• [EXERCISE REQUIREMENTS]:
Search the listing for "rest" and copy every line where it appears.

*** RAW DATA Section Begins ***

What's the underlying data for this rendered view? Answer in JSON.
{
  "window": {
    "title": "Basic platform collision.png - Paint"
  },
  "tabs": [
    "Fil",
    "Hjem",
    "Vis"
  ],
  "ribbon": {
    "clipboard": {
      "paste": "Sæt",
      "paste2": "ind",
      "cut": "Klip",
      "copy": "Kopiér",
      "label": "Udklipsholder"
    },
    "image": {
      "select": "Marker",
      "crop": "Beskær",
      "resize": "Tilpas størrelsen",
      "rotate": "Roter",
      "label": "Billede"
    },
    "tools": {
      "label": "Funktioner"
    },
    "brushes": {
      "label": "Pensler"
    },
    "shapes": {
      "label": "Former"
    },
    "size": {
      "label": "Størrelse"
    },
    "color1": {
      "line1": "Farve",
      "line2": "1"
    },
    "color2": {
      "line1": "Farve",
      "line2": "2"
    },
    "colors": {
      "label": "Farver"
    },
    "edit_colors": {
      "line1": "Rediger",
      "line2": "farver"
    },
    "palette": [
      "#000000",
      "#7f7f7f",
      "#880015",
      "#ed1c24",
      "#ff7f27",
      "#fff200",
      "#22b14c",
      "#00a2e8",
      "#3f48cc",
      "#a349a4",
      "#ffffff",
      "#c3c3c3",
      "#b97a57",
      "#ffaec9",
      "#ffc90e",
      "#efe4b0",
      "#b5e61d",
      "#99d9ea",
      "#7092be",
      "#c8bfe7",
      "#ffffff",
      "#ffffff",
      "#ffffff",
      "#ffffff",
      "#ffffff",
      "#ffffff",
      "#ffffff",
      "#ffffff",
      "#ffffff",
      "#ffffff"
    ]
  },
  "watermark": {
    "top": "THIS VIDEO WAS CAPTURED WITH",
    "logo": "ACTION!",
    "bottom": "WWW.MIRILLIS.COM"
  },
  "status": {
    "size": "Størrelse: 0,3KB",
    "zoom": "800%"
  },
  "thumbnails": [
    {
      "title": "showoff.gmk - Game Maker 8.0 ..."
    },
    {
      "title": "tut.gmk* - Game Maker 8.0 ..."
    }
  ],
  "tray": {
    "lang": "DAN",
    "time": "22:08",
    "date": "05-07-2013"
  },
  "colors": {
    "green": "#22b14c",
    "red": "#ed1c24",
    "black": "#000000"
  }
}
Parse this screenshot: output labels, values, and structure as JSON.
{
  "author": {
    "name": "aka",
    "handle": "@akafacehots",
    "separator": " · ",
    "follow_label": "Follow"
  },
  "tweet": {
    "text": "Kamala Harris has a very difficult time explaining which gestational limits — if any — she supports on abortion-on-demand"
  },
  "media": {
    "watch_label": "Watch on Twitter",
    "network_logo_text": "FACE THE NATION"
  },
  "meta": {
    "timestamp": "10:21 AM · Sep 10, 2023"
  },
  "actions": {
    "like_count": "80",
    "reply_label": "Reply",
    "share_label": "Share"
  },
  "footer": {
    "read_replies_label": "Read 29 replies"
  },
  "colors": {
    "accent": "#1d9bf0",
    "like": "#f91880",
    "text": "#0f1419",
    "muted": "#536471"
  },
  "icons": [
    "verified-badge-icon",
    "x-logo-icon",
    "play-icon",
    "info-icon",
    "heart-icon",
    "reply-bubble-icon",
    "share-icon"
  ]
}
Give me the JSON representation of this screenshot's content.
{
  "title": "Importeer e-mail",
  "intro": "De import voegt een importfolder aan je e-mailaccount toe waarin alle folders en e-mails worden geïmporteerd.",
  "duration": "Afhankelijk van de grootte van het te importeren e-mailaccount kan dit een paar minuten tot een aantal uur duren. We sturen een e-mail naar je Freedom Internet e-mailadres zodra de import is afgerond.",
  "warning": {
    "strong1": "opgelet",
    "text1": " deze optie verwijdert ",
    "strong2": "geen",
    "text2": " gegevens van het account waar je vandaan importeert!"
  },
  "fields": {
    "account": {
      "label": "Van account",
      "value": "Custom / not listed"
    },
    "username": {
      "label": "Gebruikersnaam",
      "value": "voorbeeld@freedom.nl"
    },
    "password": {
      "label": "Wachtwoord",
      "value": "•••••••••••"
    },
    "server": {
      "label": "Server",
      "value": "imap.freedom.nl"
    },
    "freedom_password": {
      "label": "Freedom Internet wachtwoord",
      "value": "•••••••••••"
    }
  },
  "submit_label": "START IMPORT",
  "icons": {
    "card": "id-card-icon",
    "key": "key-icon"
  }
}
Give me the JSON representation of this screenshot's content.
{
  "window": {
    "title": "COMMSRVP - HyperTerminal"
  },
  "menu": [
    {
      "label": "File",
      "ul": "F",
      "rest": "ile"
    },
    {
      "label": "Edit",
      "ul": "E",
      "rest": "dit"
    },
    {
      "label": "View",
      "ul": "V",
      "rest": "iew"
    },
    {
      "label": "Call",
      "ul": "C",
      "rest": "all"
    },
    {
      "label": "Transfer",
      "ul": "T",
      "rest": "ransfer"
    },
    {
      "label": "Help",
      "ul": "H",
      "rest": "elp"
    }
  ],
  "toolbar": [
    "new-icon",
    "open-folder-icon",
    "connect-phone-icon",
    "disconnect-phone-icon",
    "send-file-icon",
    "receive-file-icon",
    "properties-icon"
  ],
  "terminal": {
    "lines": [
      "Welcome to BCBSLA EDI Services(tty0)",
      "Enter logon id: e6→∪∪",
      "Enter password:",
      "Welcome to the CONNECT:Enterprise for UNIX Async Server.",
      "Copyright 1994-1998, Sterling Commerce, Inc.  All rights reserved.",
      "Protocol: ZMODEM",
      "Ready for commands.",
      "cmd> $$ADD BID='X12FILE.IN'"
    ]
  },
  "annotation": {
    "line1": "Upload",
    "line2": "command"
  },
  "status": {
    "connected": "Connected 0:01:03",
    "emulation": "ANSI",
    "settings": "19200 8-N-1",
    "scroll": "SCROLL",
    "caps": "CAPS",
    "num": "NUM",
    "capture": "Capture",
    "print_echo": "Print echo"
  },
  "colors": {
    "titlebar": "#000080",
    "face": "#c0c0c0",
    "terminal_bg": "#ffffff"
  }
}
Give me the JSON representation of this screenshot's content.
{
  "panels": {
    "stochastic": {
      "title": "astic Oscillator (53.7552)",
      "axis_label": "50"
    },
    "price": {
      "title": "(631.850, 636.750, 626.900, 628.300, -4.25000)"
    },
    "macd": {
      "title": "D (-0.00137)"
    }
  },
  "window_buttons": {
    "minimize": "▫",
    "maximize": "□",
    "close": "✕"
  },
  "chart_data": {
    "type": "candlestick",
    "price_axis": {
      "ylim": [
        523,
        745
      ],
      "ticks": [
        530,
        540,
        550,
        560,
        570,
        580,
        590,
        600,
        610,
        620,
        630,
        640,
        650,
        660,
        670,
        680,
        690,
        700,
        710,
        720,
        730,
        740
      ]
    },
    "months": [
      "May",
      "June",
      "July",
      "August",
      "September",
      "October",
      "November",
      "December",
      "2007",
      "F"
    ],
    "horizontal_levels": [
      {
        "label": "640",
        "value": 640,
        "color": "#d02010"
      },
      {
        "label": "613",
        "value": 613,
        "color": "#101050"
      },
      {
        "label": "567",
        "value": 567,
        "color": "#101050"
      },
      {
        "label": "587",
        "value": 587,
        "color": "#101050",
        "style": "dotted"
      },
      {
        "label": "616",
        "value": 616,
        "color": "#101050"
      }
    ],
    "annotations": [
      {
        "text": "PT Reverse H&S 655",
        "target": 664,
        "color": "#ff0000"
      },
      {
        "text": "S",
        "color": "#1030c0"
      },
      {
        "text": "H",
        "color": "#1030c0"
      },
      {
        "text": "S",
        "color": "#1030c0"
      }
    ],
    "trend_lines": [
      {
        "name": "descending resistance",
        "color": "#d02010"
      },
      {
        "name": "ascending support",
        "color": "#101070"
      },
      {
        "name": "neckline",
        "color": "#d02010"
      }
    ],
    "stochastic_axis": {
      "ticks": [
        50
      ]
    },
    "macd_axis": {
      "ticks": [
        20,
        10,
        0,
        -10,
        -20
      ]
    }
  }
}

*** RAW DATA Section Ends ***

• [ANSWER TO THE PROBLEM]:
      "rest": "ile"
      "rest": "dit"
      "rest": "iew"
      "rest": "all"
      "rest": "ransfer"
      "rest": "elp"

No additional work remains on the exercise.